Another seed you’ve planted (and the last one I’ll talk about here) has to do with fear. There were certainly echoes of Dune< in our time together—“Fear is the mind-killer” is a truth I’ve been clumsily parsing through for the past several years. But you went beyond that, to fear’s usefulness. Fear as control mechanism, fear as warning, fear as clarion call in the dark. Both in negative and positive ways.
“Fear you?” said the king, turning his shadow-scarred face, grinning, speaking loud and high. “But I do fear you, Envoy. I fear those who sent you. I fear liars, and I fear tricksters, and worst I fear the bitter truth. And so I rule my country well. Because only fear rules men. Nothing else works. Nothing else lasts long enough.”
“Fear’s very useful. Like darkness; like shadows.” Estraven’s smile was an ugly split in a peeling, cracked brown mask, thatched with black fur and set with two flecks of black rock. “It’s queer that daylight’s not enough. We need the shadows, in order to walk.”
What is the price I pay for fear’s usefulness—its promise of protection? Do I believe it will keep its promise? Even so, is it worth it?
These questions are haunting me, in the way of a friendly ghost who understands what specters are, and what’s involved in an exorcism. I hope I have what it takes. I think I might now.
What is it you said, that I remembered just as we were parting?
“One voice speaking truth is a greater force than fleets and armies, given time; plenty of time.
You have been that truth for me, as this new year begins.

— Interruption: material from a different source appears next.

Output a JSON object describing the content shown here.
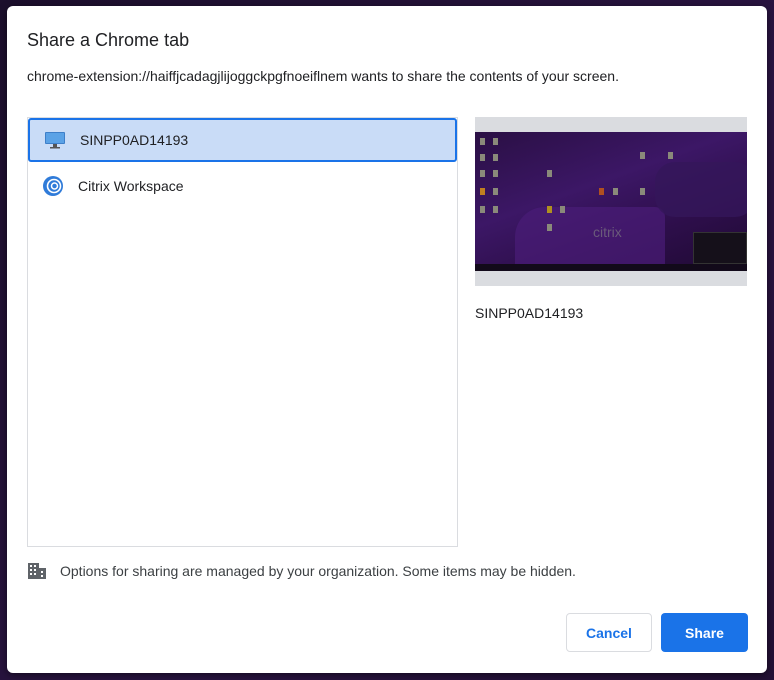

Thank you for sharing a gift so precious.
Note to reader: If you’re intrigued by this love letter, consider this a personal introduction to The Left Hand of Darkness by Ursula K. Le Guin. There is so much more I could have said about it, but your time would be better spent reading it!
In the spirit of POSSE, this was also published at: